[Exercise requirements]:
Line for line, return the data exactly, omitting all pictures.

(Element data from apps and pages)
+---+

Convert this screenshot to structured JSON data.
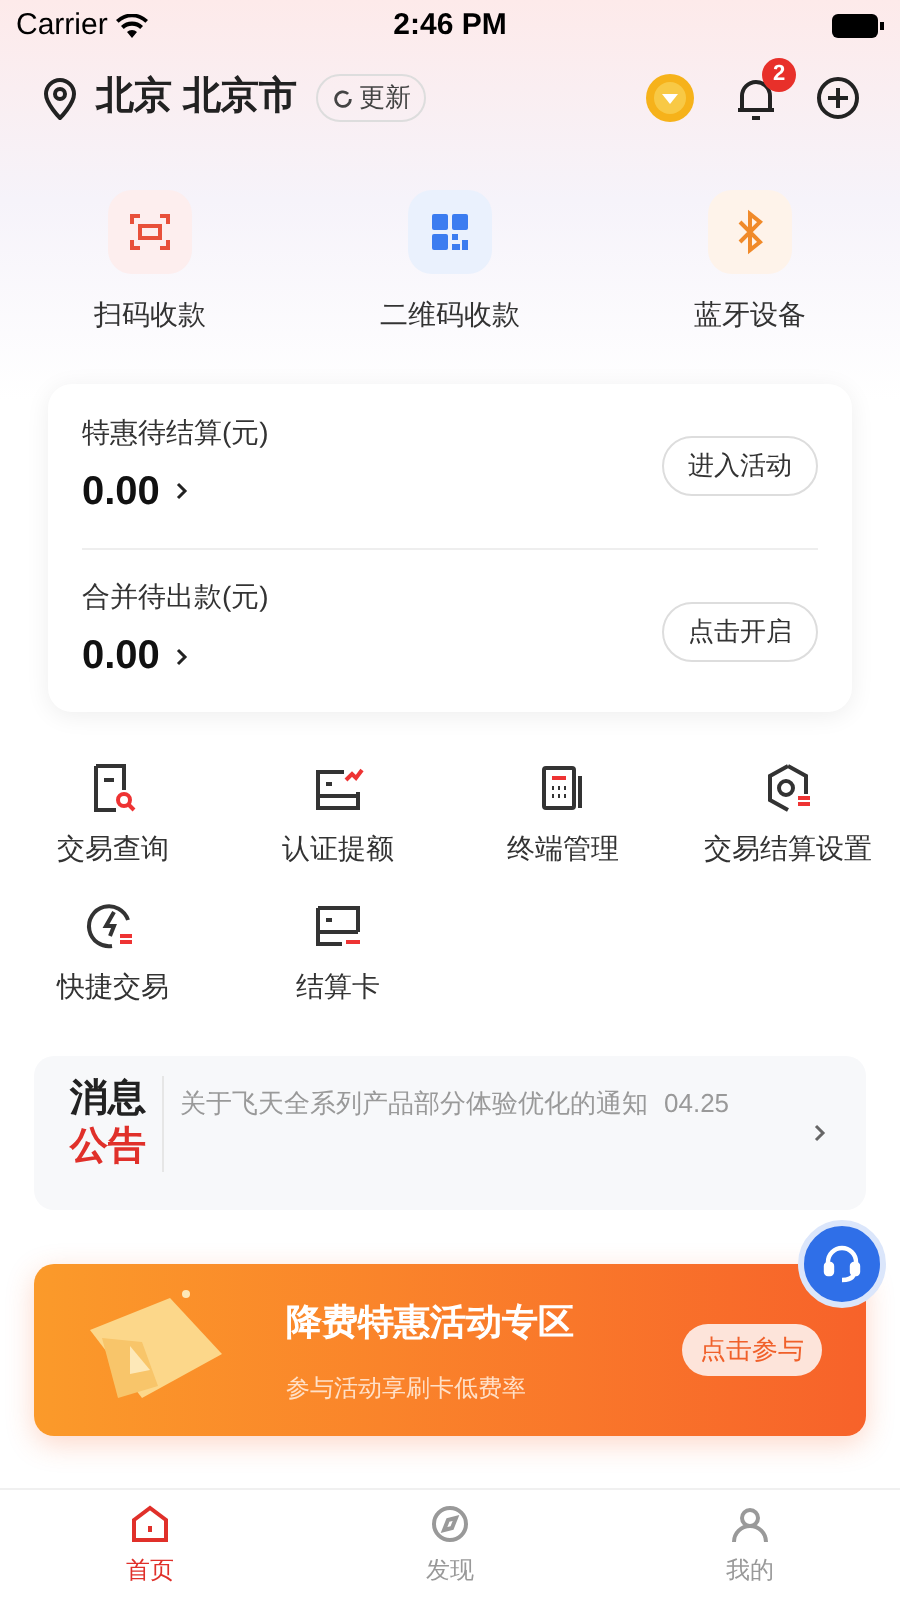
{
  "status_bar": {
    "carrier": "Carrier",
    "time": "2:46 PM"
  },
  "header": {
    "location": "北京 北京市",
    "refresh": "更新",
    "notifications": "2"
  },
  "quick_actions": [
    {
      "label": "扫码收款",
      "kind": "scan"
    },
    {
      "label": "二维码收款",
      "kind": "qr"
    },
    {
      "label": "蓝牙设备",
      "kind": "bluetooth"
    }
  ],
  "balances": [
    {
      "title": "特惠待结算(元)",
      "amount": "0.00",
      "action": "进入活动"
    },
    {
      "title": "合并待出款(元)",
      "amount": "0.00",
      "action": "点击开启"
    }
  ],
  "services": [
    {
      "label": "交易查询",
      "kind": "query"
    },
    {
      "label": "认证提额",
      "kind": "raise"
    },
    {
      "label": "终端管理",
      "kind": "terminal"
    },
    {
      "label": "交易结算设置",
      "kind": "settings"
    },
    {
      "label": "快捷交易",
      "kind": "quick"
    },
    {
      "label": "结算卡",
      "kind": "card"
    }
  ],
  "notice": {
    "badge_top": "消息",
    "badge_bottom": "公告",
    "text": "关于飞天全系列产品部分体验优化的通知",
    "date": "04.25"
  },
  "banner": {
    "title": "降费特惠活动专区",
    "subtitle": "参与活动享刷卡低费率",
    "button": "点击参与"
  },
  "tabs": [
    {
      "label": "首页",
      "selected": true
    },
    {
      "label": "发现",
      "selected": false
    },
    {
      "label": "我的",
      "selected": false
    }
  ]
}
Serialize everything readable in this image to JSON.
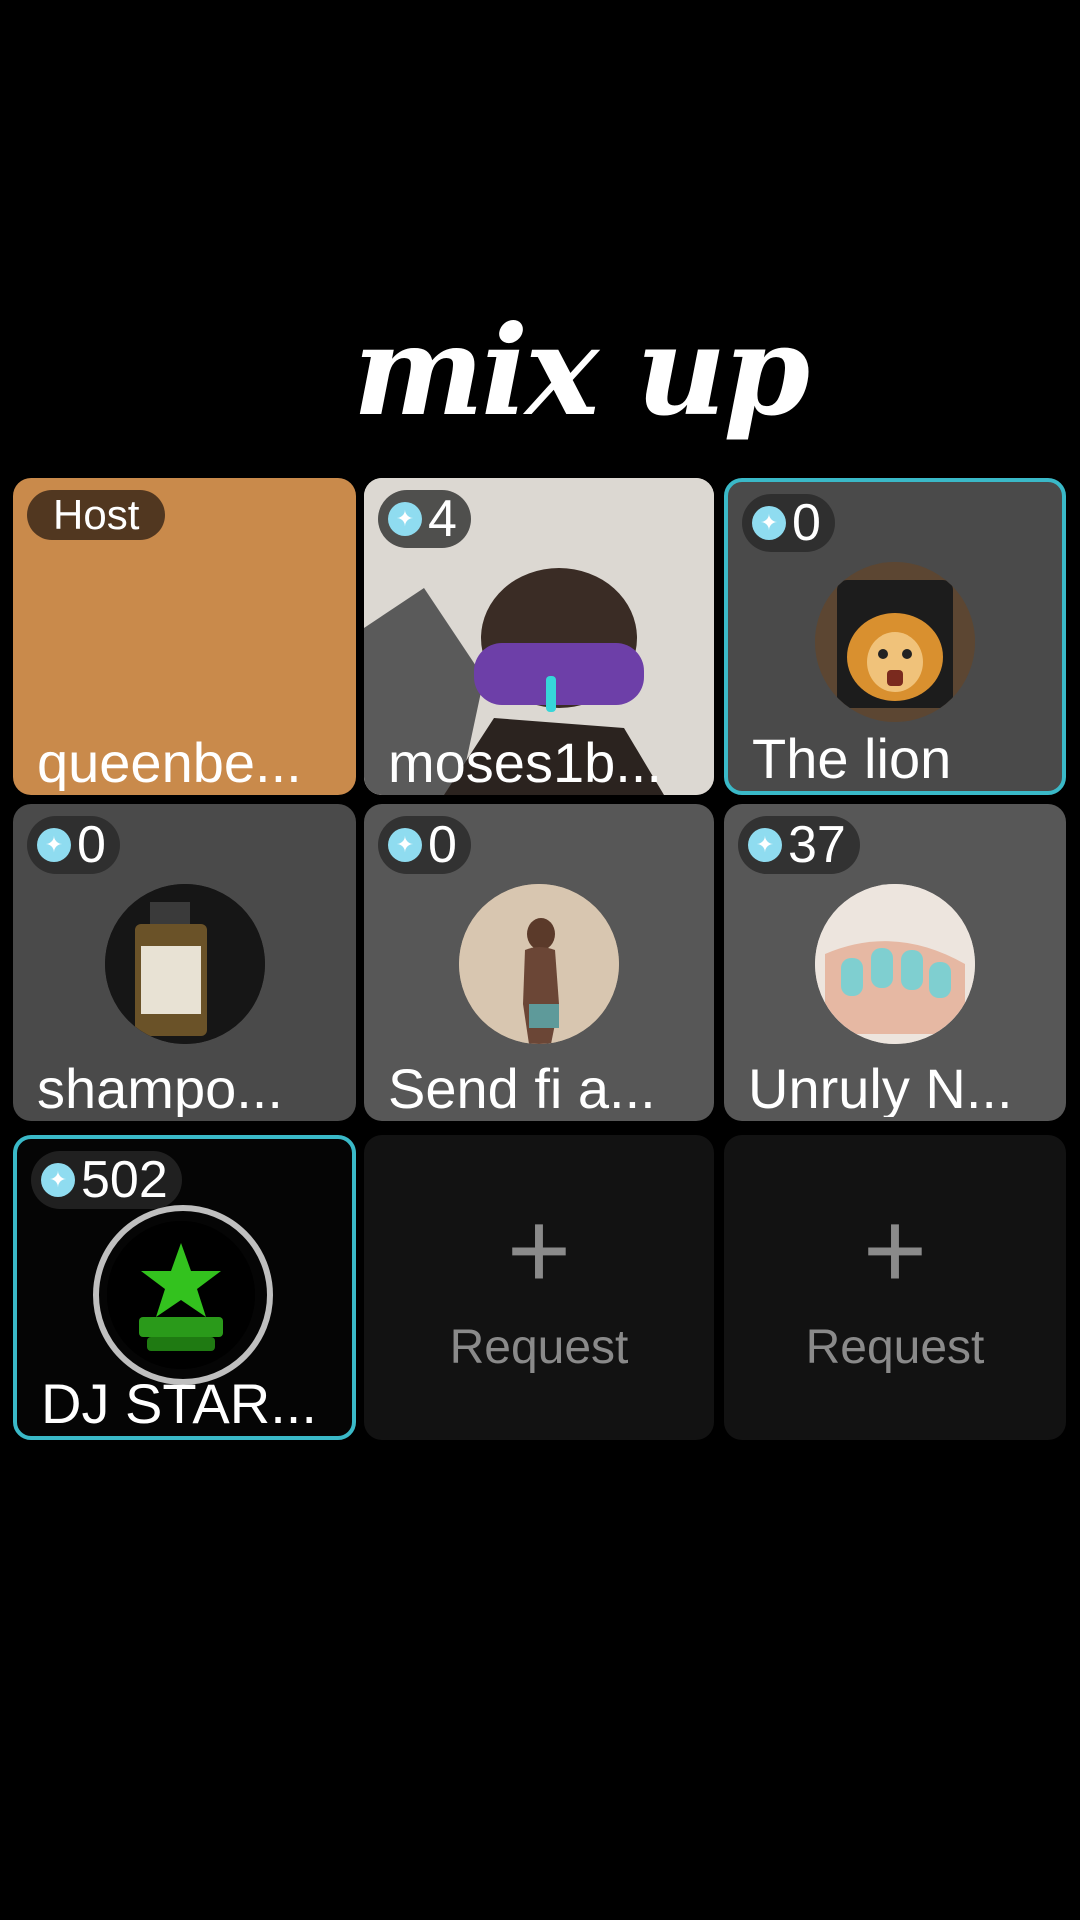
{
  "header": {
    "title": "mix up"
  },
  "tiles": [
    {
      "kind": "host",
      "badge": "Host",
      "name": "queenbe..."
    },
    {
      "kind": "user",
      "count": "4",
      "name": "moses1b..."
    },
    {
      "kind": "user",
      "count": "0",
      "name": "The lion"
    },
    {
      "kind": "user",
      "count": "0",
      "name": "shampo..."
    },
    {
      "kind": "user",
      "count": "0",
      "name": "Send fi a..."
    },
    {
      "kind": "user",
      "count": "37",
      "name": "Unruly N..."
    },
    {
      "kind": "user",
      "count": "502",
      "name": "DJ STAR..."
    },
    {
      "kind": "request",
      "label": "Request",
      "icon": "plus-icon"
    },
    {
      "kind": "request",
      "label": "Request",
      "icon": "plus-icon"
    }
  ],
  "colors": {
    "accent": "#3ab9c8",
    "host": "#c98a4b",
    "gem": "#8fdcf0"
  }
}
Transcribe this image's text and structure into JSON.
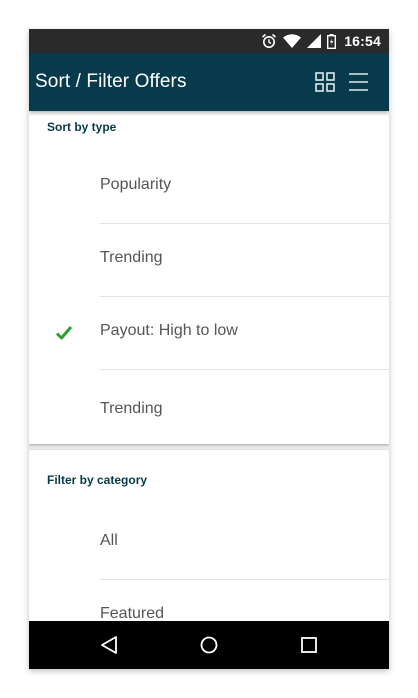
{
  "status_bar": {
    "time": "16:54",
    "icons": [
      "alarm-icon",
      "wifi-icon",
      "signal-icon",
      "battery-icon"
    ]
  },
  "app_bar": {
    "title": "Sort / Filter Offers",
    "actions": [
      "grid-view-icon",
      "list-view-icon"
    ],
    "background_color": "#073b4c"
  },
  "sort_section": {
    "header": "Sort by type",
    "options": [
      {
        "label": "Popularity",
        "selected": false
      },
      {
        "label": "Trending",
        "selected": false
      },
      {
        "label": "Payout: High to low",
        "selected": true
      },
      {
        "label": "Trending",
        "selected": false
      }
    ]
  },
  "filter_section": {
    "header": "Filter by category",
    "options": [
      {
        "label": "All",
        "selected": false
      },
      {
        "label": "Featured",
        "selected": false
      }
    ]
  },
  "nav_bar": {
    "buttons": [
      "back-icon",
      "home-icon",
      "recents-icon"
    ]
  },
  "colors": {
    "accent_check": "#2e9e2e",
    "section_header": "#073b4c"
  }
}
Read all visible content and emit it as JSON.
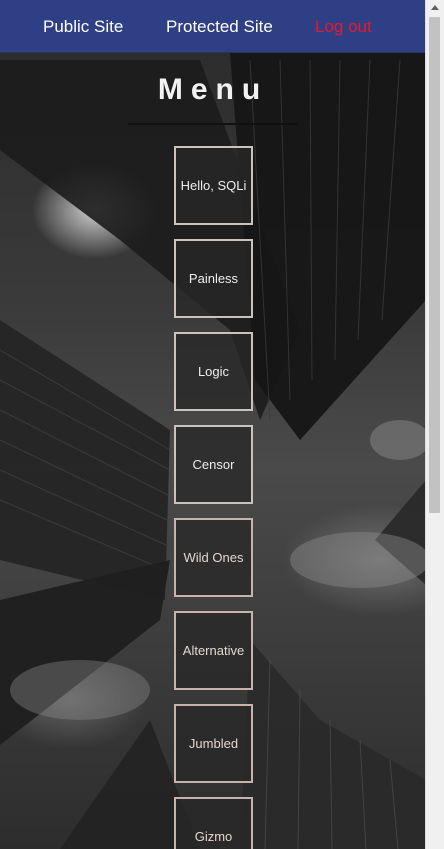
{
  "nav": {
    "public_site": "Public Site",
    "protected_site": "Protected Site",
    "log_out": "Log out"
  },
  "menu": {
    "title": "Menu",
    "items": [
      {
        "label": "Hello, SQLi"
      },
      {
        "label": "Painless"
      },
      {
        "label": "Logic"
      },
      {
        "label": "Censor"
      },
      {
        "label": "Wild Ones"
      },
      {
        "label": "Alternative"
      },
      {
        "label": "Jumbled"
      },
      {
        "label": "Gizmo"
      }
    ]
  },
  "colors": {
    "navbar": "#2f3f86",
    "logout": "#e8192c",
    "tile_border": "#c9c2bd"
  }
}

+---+

[Task solution]:
Convert this screenshot to structured JSON data.
{
  "status_bar": {
    "carrier": "Carrier",
    "time": "2:46 PM"
  },
  "header": {
    "location": "北京 北京市",
    "refresh": "更新",
    "notifications": "2"
  },
  "quick_actions": [
    {
      "label": "扫码收款",
      "kind": "scan"
    },
    {
      "label": "二维码收款",
      "kind": "qr"
    },
    {
      "label": "蓝牙设备",
      "kind": "bluetooth"
    }
  ],
  "balances": [
    {
      "title": "特惠待结算(元)",
      "amount": "0.00",
      "action": "进入活动"
    },
    {
      "title": "合并待出款(元)",
      "amount": "0.00",
      "action": "点击开启"
    }
  ],
  "services": [
    {
      "label": "交易查询",
      "kind": "query"
    },
    {
      "label": "认证提额",
      "kind": "raise"
    },
    {
      "label": "终端管理",
      "kind": "terminal"
    },
    {
      "label": "交易结算设置",
      "kind": "settings"
    },
    {
      "label": "快捷交易",
      "kind": "quick"
    },
    {
      "label": "结算卡",
      "kind": "card"
    }
  ],
  "notice": {
    "badge_top": "消息",
    "badge_bottom": "公告",
    "text": "关于飞天全系列产品部分体验优化的通知",
    "date": "04.25"
  },
  "banner": {
    "title": "降费特惠活动专区",
    "subtitle": "参与活动享刷卡低费率",
    "button": "点击参与"
  },
  "tabs": [
    {
      "label": "首页",
      "selected": true
    },
    {
      "label": "发现",
      "selected": false
    },
    {
      "label": "我的",
      "selected": false
    }
  ]
}
Serialize everything readable in this image to JSON.
{
  "header": {
    "title": "mix up"
  },
  "tiles": [
    {
      "kind": "host",
      "badge": "Host",
      "name": "queenbe..."
    },
    {
      "kind": "user",
      "count": "4",
      "name": "moses1b..."
    },
    {
      "kind": "user",
      "count": "0",
      "name": "The lion"
    },
    {
      "kind": "user",
      "count": "0",
      "name": "shampo..."
    },
    {
      "kind": "user",
      "count": "0",
      "name": "Send fi a..."
    },
    {
      "kind": "user",
      "count": "37",
      "name": "Unruly N..."
    },
    {
      "kind": "user",
      "count": "502",
      "name": "DJ STAR..."
    },
    {
      "kind": "request",
      "label": "Request",
      "icon": "plus-icon"
    },
    {
      "kind": "request",
      "label": "Request",
      "icon": "plus-icon"
    }
  ],
  "colors": {
    "accent": "#3ab9c8",
    "host": "#c98a4b",
    "gem": "#8fdcf0"
  }
}
Transcribe this image's text and structure into JSON.
{
  "status_bar": {
    "time": "16:54",
    "icons": [
      "alarm-icon",
      "wifi-icon",
      "signal-icon",
      "battery-icon"
    ]
  },
  "app_bar": {
    "title": "Sort / Filter Offers",
    "actions": [
      "grid-view-icon",
      "list-view-icon"
    ],
    "background_color": "#073b4c"
  },
  "sort_section": {
    "header": "Sort by type",
    "options": [
      {
        "label": "Popularity",
        "selected": false
      },
      {
        "label": "Trending",
        "selected": false
      },
      {
        "label": "Payout: High to low",
        "selected": true
      },
      {
        "label": "Trending",
        "selected": false
      }
    ]
  },
  "filter_section": {
    "header": "Filter by category",
    "options": [
      {
        "label": "All",
        "selected": false
      },
      {
        "label": "Featured",
        "selected": false
      }
    ]
  },
  "nav_bar": {
    "buttons": [
      "back-icon",
      "home-icon",
      "recents-icon"
    ]
  },
  "colors": {
    "accent_check": "#2e9e2e",
    "section_header": "#073b4c"
  }
}
Read all visible content and emit it as JSON.
{
  "nav": {
    "public_site": "Public Site",
    "protected_site": "Protected Site",
    "log_out": "Log out"
  },
  "menu": {
    "title": "Menu",
    "items": [
      {
        "label": "Hello, SQLi"
      },
      {
        "label": "Painless"
      },
      {
        "label": "Logic"
      },
      {
        "label": "Censor"
      },
      {
        "label": "Wild Ones"
      },
      {
        "label": "Alternative"
      },
      {
        "label": "Jumbled"
      },
      {
        "label": "Gizmo"
      }
    ]
  },
  "colors": {
    "navbar": "#2f3f86",
    "logout": "#e8192c",
    "tile_border": "#c9c2bd"
  }
}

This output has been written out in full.